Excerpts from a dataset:

------

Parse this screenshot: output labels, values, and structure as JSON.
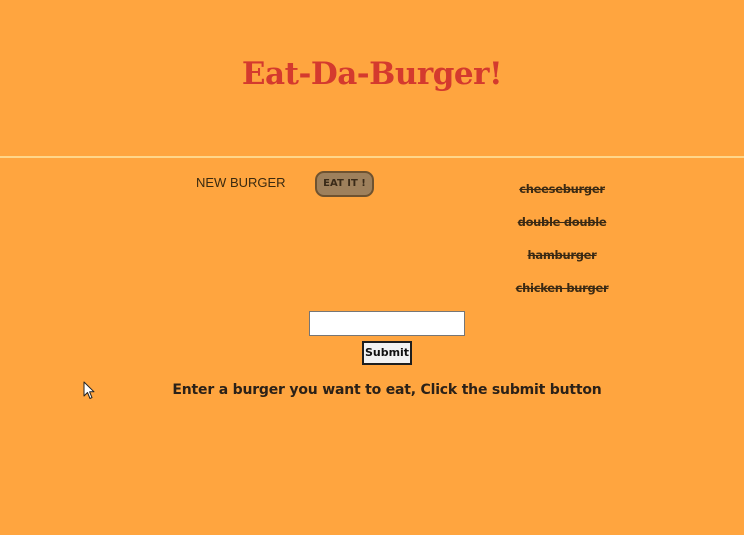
{
  "header": {
    "title": "Eat-Da-Burger!"
  },
  "new_burgers": [
    {
      "name": "NEW BURGER",
      "button_label": "EAT IT !"
    }
  ],
  "eaten_burgers": [
    "cheeseburger",
    "double double",
    "hamburger",
    "chicken burger"
  ],
  "form": {
    "input_value": "",
    "submit_label": "Submit",
    "instructions": "Enter a burger you want to eat, Click the submit button"
  },
  "colors": {
    "background": "#FFA53F",
    "title": "#D43A2E",
    "divider": "#FFD68A",
    "eat_button": "#9E805C"
  },
  "icons": {
    "cursor": "mouse-pointer-icon"
  }
}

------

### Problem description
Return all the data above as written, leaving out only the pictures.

### Completed task
Parse this screenshot: output labels, values, and structure as JSON.
{
  "header": {
    "title": "Eat-Da-Burger!"
  },
  "new_burgers": [
    {
      "name": "NEW BURGER",
      "button_label": "EAT IT !"
    }
  ],
  "eaten_burgers": [
    "cheeseburger",
    "double double",
    "hamburger",
    "chicken burger"
  ],
  "form": {
    "input_value": "",
    "submit_label": "Submit",
    "instructions": "Enter a burger you want to eat, Click the submit button"
  },
  "colors": {
    "background": "#FFA53F",
    "title": "#D43A2E",
    "divider": "#FFD68A",
    "eat_button": "#9E805C"
  },
  "icons": {
    "cursor": "mouse-pointer-icon"
  }
}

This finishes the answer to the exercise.